__Brief__: Keep only those lines of the records that include the string "description".

__The records__:
-------

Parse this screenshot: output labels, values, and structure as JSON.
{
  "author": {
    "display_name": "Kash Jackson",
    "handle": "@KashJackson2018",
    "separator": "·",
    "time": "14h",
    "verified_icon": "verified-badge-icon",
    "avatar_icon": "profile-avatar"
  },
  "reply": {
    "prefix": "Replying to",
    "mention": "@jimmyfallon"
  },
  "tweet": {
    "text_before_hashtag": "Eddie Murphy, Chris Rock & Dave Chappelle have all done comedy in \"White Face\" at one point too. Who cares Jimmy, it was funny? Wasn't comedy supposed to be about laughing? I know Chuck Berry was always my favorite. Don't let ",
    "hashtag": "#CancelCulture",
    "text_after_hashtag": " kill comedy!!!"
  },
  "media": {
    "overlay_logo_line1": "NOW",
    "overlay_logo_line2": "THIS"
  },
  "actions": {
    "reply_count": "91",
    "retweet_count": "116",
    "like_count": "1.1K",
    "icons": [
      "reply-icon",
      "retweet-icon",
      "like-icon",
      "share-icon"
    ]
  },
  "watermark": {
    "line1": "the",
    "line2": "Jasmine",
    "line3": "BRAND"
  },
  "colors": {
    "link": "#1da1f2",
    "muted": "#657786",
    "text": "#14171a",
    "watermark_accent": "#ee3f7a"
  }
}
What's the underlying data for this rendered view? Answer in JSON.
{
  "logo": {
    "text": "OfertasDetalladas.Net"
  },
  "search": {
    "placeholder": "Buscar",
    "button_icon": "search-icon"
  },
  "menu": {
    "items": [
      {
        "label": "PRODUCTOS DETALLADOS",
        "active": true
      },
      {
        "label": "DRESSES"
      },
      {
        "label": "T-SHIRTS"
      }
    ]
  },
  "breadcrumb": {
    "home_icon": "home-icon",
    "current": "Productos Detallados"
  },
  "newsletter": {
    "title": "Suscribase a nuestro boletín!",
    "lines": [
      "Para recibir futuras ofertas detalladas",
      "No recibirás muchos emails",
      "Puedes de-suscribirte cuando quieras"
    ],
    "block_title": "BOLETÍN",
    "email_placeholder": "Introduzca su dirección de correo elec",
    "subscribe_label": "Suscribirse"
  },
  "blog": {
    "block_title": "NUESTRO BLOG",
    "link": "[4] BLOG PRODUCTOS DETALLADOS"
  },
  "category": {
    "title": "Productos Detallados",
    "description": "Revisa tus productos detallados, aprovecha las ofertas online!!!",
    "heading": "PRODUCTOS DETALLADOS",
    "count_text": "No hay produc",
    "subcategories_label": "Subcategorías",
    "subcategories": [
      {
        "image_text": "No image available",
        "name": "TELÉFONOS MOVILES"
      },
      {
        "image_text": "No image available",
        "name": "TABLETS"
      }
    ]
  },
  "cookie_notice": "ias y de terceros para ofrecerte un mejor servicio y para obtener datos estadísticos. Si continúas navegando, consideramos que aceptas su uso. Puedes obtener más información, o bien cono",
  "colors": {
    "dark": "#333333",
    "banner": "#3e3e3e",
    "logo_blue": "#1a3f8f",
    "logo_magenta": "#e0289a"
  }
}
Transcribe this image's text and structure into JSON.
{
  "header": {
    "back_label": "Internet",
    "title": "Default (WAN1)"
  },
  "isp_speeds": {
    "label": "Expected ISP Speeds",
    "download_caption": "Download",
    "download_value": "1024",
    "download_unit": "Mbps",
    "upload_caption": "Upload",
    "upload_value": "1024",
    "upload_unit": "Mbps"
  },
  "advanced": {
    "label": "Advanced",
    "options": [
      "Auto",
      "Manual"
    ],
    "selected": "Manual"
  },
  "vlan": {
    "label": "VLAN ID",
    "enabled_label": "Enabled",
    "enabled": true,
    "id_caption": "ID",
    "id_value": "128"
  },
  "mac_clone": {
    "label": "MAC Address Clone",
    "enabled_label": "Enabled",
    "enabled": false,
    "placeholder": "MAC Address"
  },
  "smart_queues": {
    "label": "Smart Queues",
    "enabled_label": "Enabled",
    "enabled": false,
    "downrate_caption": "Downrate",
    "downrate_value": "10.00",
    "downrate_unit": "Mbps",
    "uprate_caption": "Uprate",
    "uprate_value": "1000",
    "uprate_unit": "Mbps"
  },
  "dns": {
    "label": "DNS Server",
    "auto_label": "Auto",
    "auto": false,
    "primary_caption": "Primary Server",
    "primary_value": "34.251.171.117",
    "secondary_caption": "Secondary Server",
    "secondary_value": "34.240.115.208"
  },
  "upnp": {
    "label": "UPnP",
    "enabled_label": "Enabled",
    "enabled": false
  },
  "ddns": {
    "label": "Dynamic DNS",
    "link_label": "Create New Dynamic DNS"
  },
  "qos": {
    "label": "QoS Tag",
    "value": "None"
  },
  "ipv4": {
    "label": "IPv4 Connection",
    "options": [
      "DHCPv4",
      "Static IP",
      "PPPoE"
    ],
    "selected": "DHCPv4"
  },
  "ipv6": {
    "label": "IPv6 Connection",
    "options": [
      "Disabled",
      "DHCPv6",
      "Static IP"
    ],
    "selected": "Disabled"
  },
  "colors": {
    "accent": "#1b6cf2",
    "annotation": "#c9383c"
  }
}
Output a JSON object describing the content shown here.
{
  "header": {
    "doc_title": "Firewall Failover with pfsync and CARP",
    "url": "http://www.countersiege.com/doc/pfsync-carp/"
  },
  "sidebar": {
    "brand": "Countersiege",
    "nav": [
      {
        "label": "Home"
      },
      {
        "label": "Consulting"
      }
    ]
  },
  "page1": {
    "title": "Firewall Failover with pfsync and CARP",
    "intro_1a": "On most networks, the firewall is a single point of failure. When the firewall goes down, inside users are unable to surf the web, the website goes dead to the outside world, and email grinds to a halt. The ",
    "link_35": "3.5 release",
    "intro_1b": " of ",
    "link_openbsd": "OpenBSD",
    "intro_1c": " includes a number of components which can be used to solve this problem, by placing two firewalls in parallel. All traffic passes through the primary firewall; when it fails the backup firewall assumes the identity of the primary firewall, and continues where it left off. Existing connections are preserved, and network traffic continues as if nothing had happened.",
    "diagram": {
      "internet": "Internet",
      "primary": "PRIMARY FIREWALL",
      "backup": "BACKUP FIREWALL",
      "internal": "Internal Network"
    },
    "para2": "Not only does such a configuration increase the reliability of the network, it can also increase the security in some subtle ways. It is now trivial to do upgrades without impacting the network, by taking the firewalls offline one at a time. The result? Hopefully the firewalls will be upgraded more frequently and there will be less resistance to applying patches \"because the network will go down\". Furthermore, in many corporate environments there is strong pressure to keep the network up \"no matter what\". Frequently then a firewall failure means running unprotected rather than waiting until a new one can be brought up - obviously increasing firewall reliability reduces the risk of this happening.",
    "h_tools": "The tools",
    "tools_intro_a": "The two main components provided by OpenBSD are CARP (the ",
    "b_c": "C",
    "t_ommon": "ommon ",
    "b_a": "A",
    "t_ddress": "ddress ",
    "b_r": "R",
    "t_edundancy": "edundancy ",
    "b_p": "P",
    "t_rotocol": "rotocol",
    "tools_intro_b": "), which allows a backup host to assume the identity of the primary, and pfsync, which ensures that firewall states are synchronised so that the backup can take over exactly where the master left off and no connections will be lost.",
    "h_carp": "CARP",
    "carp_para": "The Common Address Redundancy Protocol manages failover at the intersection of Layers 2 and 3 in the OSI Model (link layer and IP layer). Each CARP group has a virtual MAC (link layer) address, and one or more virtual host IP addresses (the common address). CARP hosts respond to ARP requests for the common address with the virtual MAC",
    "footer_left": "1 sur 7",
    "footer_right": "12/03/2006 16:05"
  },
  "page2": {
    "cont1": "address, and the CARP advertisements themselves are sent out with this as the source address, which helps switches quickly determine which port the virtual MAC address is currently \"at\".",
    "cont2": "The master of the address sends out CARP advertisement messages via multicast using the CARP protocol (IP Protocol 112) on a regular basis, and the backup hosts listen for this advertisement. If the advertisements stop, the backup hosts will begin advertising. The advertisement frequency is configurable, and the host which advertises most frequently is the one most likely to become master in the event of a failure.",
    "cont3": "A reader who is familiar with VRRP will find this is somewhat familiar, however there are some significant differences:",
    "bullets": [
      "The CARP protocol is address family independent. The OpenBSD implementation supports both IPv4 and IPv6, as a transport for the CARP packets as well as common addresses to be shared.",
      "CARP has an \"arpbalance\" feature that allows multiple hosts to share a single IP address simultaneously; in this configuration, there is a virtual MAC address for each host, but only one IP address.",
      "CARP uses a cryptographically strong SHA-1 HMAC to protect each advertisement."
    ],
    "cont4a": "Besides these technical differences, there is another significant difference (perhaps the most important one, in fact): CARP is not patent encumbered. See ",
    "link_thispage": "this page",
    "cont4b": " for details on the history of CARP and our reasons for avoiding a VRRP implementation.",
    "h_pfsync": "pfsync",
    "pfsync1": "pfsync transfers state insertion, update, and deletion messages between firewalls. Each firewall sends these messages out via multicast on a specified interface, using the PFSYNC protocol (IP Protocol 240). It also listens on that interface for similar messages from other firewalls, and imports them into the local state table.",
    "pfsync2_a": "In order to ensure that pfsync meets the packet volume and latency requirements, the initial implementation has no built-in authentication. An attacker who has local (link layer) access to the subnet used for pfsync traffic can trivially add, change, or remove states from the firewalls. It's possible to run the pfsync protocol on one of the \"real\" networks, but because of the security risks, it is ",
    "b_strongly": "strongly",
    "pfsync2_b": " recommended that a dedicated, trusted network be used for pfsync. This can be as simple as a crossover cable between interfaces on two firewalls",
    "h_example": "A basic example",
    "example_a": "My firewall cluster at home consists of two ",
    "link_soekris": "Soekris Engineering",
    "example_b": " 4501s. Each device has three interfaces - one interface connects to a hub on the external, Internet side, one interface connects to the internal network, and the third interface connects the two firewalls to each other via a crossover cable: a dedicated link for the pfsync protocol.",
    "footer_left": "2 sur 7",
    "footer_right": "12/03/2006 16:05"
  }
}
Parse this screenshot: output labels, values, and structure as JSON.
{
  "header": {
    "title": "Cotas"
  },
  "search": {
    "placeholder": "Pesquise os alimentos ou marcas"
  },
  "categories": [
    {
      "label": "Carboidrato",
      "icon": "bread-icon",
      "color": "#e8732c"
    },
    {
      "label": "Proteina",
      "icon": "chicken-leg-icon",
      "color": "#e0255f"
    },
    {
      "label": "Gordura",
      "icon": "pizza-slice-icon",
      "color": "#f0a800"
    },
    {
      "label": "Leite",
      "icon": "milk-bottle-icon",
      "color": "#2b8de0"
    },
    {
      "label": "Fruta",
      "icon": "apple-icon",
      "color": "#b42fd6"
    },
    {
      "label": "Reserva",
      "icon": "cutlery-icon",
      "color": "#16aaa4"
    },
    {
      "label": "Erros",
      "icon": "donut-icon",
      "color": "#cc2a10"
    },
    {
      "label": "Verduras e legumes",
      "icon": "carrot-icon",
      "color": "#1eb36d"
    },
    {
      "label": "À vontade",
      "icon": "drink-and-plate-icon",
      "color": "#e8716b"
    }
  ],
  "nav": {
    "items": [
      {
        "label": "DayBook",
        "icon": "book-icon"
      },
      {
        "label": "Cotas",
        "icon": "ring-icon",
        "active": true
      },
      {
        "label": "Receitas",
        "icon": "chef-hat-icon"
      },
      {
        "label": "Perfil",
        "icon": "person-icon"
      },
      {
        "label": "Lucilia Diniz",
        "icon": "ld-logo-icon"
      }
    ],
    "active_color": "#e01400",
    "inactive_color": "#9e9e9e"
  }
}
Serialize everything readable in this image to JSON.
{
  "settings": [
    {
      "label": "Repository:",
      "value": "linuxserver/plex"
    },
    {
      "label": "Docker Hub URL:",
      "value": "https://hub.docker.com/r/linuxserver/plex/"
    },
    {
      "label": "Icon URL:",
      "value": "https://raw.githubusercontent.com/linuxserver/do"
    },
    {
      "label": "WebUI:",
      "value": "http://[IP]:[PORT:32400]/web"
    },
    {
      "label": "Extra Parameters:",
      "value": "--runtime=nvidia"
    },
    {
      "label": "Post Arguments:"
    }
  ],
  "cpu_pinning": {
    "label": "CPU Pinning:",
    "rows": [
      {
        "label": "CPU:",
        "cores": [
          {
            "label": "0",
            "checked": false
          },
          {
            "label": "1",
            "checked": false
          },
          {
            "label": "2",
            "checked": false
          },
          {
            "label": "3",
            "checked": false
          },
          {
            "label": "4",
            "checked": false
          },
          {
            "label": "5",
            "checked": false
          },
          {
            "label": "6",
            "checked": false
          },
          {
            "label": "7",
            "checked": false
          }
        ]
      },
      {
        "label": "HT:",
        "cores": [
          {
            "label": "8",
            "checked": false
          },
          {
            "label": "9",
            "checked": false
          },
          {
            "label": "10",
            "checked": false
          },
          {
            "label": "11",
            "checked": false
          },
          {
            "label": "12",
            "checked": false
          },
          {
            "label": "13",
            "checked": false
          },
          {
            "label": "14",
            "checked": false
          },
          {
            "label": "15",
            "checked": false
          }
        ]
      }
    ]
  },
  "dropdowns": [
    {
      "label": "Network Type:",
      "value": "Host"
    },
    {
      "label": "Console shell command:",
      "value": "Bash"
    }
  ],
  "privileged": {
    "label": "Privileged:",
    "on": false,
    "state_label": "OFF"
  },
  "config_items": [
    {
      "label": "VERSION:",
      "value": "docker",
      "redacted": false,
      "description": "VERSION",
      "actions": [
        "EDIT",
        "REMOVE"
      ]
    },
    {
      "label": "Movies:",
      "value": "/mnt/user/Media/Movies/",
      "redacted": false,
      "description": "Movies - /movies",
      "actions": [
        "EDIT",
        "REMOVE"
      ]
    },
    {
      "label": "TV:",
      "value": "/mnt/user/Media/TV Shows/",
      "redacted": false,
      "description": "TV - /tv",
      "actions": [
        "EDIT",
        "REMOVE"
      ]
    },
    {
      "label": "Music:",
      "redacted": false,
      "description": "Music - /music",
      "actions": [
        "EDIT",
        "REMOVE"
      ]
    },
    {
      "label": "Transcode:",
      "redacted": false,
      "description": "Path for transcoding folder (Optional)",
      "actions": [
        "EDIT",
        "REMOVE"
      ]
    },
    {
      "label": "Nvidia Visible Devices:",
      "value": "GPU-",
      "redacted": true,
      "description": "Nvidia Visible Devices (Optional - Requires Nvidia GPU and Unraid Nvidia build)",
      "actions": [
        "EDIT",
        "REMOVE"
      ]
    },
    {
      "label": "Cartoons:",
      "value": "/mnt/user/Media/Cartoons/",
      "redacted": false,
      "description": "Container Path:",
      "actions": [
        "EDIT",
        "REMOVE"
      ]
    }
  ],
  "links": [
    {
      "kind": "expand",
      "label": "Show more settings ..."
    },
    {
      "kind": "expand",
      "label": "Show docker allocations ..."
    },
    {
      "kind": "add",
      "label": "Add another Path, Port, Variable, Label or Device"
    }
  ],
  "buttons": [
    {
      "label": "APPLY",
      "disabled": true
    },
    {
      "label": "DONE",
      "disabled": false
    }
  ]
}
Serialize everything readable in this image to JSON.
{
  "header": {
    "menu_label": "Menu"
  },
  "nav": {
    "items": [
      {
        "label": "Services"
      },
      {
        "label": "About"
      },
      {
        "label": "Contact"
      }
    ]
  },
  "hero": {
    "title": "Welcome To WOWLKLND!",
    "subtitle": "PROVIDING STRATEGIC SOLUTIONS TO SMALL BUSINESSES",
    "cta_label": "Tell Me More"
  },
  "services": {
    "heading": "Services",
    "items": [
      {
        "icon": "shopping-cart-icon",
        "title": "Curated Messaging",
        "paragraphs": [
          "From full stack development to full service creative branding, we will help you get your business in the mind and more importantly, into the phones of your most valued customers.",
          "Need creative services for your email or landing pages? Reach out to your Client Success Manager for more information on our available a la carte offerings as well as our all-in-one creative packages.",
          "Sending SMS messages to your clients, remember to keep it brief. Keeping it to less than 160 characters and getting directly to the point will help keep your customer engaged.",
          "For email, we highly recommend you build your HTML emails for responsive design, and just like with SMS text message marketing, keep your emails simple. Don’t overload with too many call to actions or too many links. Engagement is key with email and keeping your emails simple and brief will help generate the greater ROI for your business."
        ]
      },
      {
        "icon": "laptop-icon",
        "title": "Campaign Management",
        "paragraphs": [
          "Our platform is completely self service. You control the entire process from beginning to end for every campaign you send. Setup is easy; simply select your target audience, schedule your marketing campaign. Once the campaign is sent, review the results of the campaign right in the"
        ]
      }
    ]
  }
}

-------

__Answer__:
    "description": "Revisa tus productos detallados, aprovecha las ofertas online!!!",
      "description": "VERSION",
      "description": "Movies - /movies",
      "description": "TV - /tv",
      "description": "Music - /music",
      "description": "Path for transcoding folder (Optional)",
      "description": "Nvidia Visible Devices (Optional - Requires Nvidia GPU and Unraid Nvidia build)",
      "description": "Container Path:",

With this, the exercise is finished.